Aliria Rosa Piedrahita de Villegas had a rare genetic mutation that made it almost certain that she would develop Alzheimer's disease in her 40s. However, she did not begin experiencing symptoms until the age of 72. On November 10, she died from cancer, but the good news is that her dementia was not significantly advanced at the time,
Neuorology investigators from the University of Antioquia in Medellin. have been closely studying Villega's and her family members in attempts to learn more about early-onset Alzheimer's disease. They found that there were several people whose disease did not develop until their 50s or 60s, which is a later development than expected.
Although there were several outliers, they say none were as "medically remarkable" as Villegas, whom they knew as doña Aliria.
Aliria had traveled to Boston where investigators conducted nuclear imaging studies of her brain "as part of an ongoing study of this Colombian family, the largest in the world with genetic early-onset Alzheimer's."
The investigation revealed that Aliria had exceptionally large quantities of amyloid beta, which is a protein normally found in Alzheimer's patients. The researchers found that "something had interrupted the usual degenerative process, leaving her day-to-day functioning relatively preserved."
Researchers at Harvard Medical School stated that although Aliria "carried a well-known mutation, unique to Colombia, that causes early Alzheimer's, she also carried two copies of another rare mutation that appear to have thwarted the activity of the first one."
If researchers can unlock the secret to why Aliria's brain was able to fight off Alzheimer's for so long, it would be a very important discovery and a huge step forward against Alzheimer's.
See Jennie Erin Smith, In Life, She Defied Alzheimer’s. In Death, Her Brain May Show How, N.Y. Times, December 11, 2020.

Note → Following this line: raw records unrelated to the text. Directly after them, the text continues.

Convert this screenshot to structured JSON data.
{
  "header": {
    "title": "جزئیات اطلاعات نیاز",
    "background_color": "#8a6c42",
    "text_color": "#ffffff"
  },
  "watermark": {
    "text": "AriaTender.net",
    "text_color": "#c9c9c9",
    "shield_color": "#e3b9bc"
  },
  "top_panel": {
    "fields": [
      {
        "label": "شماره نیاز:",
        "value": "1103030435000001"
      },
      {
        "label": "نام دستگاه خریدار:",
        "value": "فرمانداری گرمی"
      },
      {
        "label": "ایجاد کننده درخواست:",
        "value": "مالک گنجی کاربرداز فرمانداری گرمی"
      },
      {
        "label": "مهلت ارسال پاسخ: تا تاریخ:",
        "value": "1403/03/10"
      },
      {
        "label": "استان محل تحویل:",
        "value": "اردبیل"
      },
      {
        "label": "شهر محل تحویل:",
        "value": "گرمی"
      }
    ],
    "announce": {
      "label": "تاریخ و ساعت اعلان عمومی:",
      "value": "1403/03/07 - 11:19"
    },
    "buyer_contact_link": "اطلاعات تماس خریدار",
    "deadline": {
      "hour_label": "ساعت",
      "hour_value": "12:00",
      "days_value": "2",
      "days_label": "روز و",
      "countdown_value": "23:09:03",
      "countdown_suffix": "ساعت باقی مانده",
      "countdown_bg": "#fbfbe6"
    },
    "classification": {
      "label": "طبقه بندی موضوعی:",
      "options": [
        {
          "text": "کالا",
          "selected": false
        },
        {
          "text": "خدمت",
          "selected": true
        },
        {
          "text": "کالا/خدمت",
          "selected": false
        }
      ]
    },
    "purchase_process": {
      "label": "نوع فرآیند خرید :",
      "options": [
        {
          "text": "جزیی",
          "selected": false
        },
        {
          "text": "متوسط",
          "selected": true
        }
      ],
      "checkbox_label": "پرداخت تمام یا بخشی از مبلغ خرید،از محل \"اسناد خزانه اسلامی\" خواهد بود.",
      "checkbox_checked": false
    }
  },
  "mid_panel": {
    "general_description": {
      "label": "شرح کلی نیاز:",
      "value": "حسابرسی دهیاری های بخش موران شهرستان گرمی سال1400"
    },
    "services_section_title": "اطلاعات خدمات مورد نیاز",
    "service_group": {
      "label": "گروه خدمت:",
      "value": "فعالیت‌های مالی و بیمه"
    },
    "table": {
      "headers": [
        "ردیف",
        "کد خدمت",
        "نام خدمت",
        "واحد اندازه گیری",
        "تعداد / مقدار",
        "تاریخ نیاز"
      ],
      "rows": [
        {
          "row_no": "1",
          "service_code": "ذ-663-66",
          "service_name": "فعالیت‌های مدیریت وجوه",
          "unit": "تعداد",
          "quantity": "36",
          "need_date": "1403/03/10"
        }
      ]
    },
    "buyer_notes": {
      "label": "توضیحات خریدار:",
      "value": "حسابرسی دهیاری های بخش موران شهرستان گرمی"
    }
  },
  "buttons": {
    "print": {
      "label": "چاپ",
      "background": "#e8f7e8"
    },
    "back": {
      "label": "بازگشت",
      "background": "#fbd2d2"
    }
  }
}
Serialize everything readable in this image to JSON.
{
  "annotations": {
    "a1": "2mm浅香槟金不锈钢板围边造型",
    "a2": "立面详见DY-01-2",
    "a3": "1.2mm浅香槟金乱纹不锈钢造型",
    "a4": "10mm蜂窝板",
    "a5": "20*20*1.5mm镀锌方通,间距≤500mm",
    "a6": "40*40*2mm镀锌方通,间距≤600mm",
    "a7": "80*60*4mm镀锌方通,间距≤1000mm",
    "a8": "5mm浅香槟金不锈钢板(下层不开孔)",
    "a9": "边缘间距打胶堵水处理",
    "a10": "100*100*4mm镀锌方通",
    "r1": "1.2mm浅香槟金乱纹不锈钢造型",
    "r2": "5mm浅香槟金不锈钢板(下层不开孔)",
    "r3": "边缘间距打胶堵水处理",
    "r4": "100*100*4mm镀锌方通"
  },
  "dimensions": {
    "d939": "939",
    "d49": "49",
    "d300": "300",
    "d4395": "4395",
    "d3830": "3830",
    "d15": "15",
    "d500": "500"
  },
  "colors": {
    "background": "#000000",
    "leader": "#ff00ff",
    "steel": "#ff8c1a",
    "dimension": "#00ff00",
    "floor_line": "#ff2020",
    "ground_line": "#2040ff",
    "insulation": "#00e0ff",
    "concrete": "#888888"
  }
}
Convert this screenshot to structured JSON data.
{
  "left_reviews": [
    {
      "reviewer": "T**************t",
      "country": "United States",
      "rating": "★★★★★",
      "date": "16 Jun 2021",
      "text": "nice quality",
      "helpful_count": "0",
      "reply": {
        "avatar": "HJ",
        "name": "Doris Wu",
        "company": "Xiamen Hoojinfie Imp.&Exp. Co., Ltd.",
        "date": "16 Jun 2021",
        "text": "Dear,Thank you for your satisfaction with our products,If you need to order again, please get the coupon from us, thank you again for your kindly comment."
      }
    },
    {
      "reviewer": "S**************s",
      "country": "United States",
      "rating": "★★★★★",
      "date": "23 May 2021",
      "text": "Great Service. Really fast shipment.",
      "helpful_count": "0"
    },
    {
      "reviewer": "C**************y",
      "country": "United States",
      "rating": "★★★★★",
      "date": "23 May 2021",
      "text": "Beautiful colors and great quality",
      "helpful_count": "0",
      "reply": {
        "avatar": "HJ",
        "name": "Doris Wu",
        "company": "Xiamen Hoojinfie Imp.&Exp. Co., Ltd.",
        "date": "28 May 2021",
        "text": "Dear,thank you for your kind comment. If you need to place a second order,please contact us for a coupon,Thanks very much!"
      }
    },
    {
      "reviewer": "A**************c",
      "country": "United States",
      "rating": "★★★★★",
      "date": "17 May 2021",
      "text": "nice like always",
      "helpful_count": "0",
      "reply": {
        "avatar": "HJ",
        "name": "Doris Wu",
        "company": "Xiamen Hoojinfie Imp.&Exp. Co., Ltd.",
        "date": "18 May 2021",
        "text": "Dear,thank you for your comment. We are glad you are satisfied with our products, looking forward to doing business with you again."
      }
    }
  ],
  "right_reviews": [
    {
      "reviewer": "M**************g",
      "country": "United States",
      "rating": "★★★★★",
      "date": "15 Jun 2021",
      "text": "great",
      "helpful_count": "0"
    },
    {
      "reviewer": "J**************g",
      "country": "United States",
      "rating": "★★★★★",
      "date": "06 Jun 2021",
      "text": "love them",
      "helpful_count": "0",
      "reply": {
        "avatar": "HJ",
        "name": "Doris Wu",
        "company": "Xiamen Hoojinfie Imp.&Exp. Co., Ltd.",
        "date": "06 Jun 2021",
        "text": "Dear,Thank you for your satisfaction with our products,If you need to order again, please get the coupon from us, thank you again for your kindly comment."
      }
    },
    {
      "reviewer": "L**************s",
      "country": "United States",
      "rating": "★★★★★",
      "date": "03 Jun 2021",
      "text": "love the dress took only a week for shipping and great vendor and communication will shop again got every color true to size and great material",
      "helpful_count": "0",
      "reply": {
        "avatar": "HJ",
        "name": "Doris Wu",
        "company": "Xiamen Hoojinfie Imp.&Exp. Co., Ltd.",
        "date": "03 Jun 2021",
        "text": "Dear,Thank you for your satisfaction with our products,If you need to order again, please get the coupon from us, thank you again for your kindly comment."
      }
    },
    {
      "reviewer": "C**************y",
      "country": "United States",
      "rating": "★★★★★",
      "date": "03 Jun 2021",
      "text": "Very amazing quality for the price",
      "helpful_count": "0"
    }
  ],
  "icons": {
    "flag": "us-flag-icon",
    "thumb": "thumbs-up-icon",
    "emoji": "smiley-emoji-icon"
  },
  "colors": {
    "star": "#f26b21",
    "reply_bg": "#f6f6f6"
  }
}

Special thanks to Lewis Saret (Attorney, Washington, D.C.) for bringing this article to my attention.